Write out every record below exactly, so that nothing differs from what is shown.

● ● ●

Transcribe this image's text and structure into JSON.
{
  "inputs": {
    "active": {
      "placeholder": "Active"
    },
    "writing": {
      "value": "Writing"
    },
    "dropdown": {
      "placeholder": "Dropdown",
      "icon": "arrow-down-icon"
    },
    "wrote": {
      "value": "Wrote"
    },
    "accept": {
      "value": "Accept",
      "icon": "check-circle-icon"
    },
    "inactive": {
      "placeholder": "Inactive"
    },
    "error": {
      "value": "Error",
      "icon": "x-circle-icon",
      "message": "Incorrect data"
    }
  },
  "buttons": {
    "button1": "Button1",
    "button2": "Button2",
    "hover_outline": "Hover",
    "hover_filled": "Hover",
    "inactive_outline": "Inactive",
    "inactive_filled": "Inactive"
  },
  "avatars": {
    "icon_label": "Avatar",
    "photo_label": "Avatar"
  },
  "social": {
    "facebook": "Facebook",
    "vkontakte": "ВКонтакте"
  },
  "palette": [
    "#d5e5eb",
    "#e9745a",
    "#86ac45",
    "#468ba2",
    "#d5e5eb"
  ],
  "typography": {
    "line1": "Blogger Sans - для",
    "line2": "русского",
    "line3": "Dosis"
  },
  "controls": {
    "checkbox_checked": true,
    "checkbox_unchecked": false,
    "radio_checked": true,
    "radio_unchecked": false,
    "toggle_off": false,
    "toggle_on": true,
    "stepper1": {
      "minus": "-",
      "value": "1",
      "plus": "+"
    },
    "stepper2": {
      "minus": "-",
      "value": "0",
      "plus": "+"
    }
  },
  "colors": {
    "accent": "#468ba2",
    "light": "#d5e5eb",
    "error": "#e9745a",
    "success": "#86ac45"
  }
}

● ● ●

**Exercise output:**
Transcribe this image's text and structure into JSON.
{
  "inputs": {
    "active": {
      "placeholder": "Active"
    },
    "writing": {
      "value": "Writing"
    },
    "dropdown": {
      "placeholder": "Dropdown",
      "icon": "arrow-down-icon"
    },
    "wrote": {
      "value": "Wrote"
    },
    "accept": {
      "value": "Accept",
      "icon": "check-circle-icon"
    },
    "inactive": {
      "placeholder": "Inactive"
    },
    "error": {
      "value": "Error",
      "icon": "x-circle-icon",
      "message": "Incorrect data"
    }
  },
  "buttons": {
    "button1": "Button1",
    "button2": "Button2",
    "hover_outline": "Hover",
    "hover_filled": "Hover",
    "inactive_outline": "Inactive",
    "inactive_filled": "Inactive"
  },
  "avatars": {
    "icon_label": "Avatar",
    "photo_label": "Avatar"
  },
  "social": {
    "facebook": "Facebook",
    "vkontakte": "ВКонтакте"
  },
  "palette": [
    "#d5e5eb",
    "#e9745a",
    "#86ac45",
    "#468ba2",
    "#d5e5eb"
  ],
  "typography": {
    "line1": "Blogger Sans - для",
    "line2": "русского",
    "line3": "Dosis"
  },
  "controls": {
    "checkbox_checked": true,
    "checkbox_unchecked": false,
    "radio_checked": true,
    "radio_unchecked": false,
    "toggle_off": false,
    "toggle_on": true,
    "stepper1": {
      "minus": "-",
      "value": "1",
      "plus": "+"
    },
    "stepper2": {
      "minus": "-",
      "value": "0",
      "plus": "+"
    }
  },
  "colors": {
    "accent": "#468ba2",
    "light": "#d5e5eb",
    "error": "#e9745a",
    "success": "#86ac45"
  }
}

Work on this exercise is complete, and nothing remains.